After months of beta testing, WordPress 5.0 has officially arrived and brings with it a robust new content creation experience.
WordPress 5.0 features the Gutenberg editor. This new editor not only replaces TinyMCE, but the entire post editing page as well. For many, this change may seem overwhelming at first glance. The good news is that you don’t have to jump head first into the new editor. The Classic Editor is still available.
The new block-based editor is the first step toward an exciting new future with a streamlined editing experience. You’ll have more flexibility with how content is displayed, whether you are building your first site, revamping your blog, or write code for a living.
While the Gutenberg editor is great for content structuring, if you’re looking to harness advanced page stucturing and content building, the likes of Visual Composer, Divi and Elementor will still be your best methods of choice.
Building with Blocks
The new block-based editor won’t change the way any of your content looks to your visitors. What it will do is let you insert any type of multimedia in a snap and rearrange to your heart’s content. Each piece of content will be in its own block; a distinct wrapper for easy manoeuvring. If you’re more of an HTML and CSS sort of person, then the blocks won’t stand in your way. WordPress is here to simplify the process, not the outcome.
WordPress have added a big library of blocks by default, and more get added by the community every day. Here are a few of the blocks to help you get started:
A Stunning New Default Theme
WordPress 5.0 comes with a new default theme called Twenty Nineteen, which certainly shows off the power of the new editor.
Notice below the front end of Twenty Nineteen on the left, and how it looks in the editor on the right.
Before You Update
For major releases, we strongly recommend holding off on making the update for a couple of weeks. The ensures all installed plugins have a chance to update compatibility and reduce any conflicts or risks of your site breaking.
Please follow these steps:
- Backup your website files and database first. Use CPanel /FTP or a good backup plugin such as Updraft Plus
- Save the files on your computer, not the server.
- Install and activate Classic Editor plugin in case you don’t like the new editor experience.
- Tweak your Settings > Writing to default to the blocks editor. This is a new setting which is added by the Classic Editor plugin.
- Type Gutenberg into the dark grey search box at the top of the page and you’ll find lots of videos and blogs, mostly from me, to help you with the transition.
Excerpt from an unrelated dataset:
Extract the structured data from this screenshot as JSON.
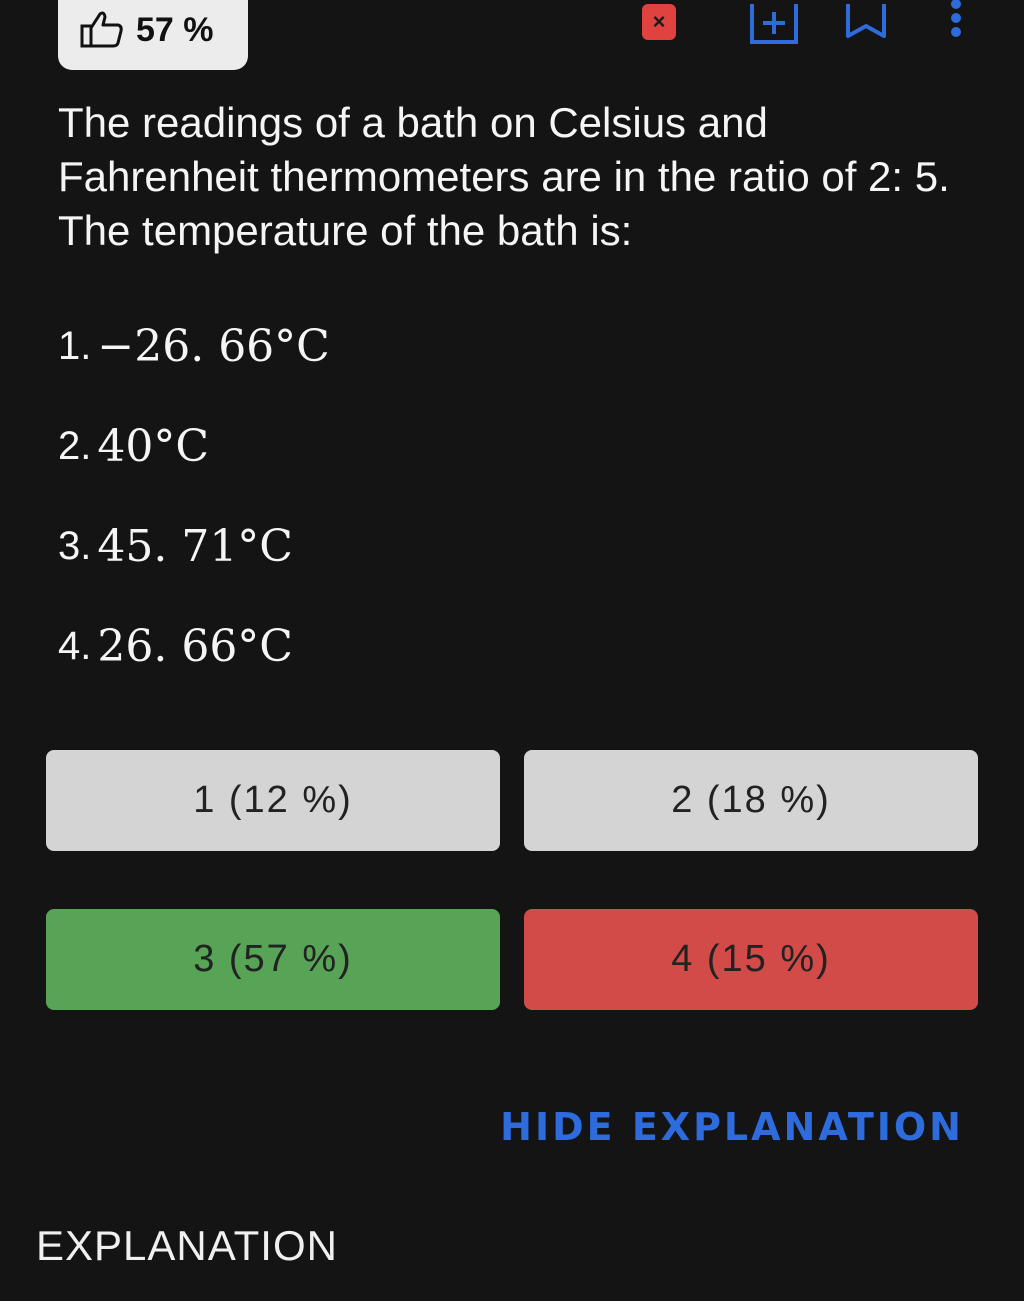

* if you’re using a page builder such as Visual Composer, Divi or Elementor make sure you update to the latest version to ensure compatibility with WordPress 5.0.
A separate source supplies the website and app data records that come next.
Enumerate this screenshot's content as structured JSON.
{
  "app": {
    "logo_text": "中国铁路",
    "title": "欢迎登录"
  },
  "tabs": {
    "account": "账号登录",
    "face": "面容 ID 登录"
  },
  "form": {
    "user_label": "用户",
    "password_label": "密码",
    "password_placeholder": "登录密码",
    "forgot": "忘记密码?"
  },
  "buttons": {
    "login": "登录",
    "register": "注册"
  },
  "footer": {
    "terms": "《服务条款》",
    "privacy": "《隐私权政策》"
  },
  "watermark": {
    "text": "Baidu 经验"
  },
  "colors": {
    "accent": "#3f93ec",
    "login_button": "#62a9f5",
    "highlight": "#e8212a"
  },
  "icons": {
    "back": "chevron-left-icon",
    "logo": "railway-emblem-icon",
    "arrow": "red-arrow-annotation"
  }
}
After You Update
You will notice everything you need is still available.
When you need to edit an existing post your content gets converted into a Classic block. Classic blocks allow you to edit the content in them in exactly the same way you’re used to. You can keep the old stuff in the Classic block.
There’s also an option to convert the Classic block into blocks via the Gutenberg editor. We suggest you get used to adding new content using the block editor before you convert the old stuff.